(Excerpts from an interface dataset)

....

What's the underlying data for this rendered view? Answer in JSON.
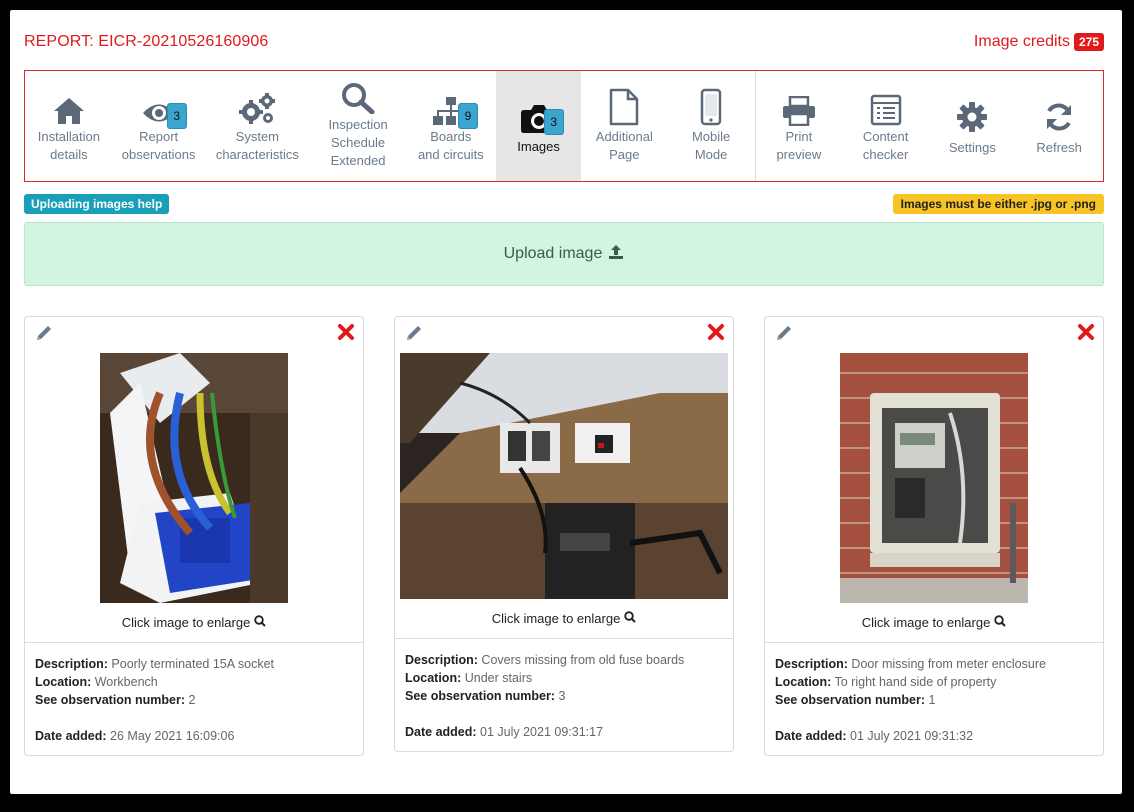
{
  "header": {
    "report_title": "REPORT: EICR-20210526160906",
    "credits_label": "Image credits",
    "credits_count": "275"
  },
  "toolbar": {
    "items": [
      {
        "line1": "Installation",
        "line2": "details",
        "icon": "home-icon"
      },
      {
        "line1": "Report",
        "line2": "observations",
        "icon": "eye-icon",
        "badge": "3"
      },
      {
        "line1": "System",
        "line2": "characteristics",
        "icon": "gears-icon"
      },
      {
        "line1": "Inspection",
        "line2": "Schedule",
        "line3": "Extended",
        "icon": "search-icon"
      },
      {
        "line1": "Boards",
        "line2": "and circuits",
        "icon": "sitemap-icon",
        "badge": "9"
      },
      {
        "line1": "Images",
        "icon": "camera-icon",
        "badge": "3"
      },
      {
        "line1": "Additional",
        "line2": "Page",
        "icon": "file-icon"
      },
      {
        "line1": "Mobile",
        "line2": "Mode",
        "icon": "mobile-icon"
      },
      {
        "line1": "Print",
        "line2": "preview",
        "icon": "print-icon"
      },
      {
        "line1": "Content",
        "line2": "checker",
        "icon": "checklist-icon"
      },
      {
        "line1": "Settings",
        "icon": "gear-icon"
      },
      {
        "line1": "Refresh",
        "icon": "refresh-icon"
      }
    ]
  },
  "help": {
    "help_label": "Uploading images help",
    "format_warning": "Images must be either .jpg or .png"
  },
  "upload": {
    "label": "Upload image"
  },
  "labels": {
    "enlarge": "Click image to enlarge",
    "description": "Description:",
    "location": "Location:",
    "observation": "See observation number:",
    "date": "Date added:"
  },
  "images": [
    {
      "description": "Poorly terminated 15A socket",
      "location": "Workbench",
      "observation": "2",
      "date": "26 May 2021 16:09:06"
    },
    {
      "description": "Covers missing from old fuse boards",
      "location": "Under stairs",
      "observation": "3",
      "date": "01 July 2021 09:31:17"
    },
    {
      "description": "Door missing from meter enclosure",
      "location": "To right hand side of property",
      "observation": "1",
      "date": "01 July 2021 09:31:32"
    }
  ],
  "colors": {
    "brand_red": "#e0191c",
    "badge_blue": "#3aa6d0",
    "help_teal": "#1a9fb8",
    "warning_yellow": "#f7c325",
    "upload_green": "#d2f5df"
  }
}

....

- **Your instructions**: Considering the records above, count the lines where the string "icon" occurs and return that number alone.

- **Exercise response**: 12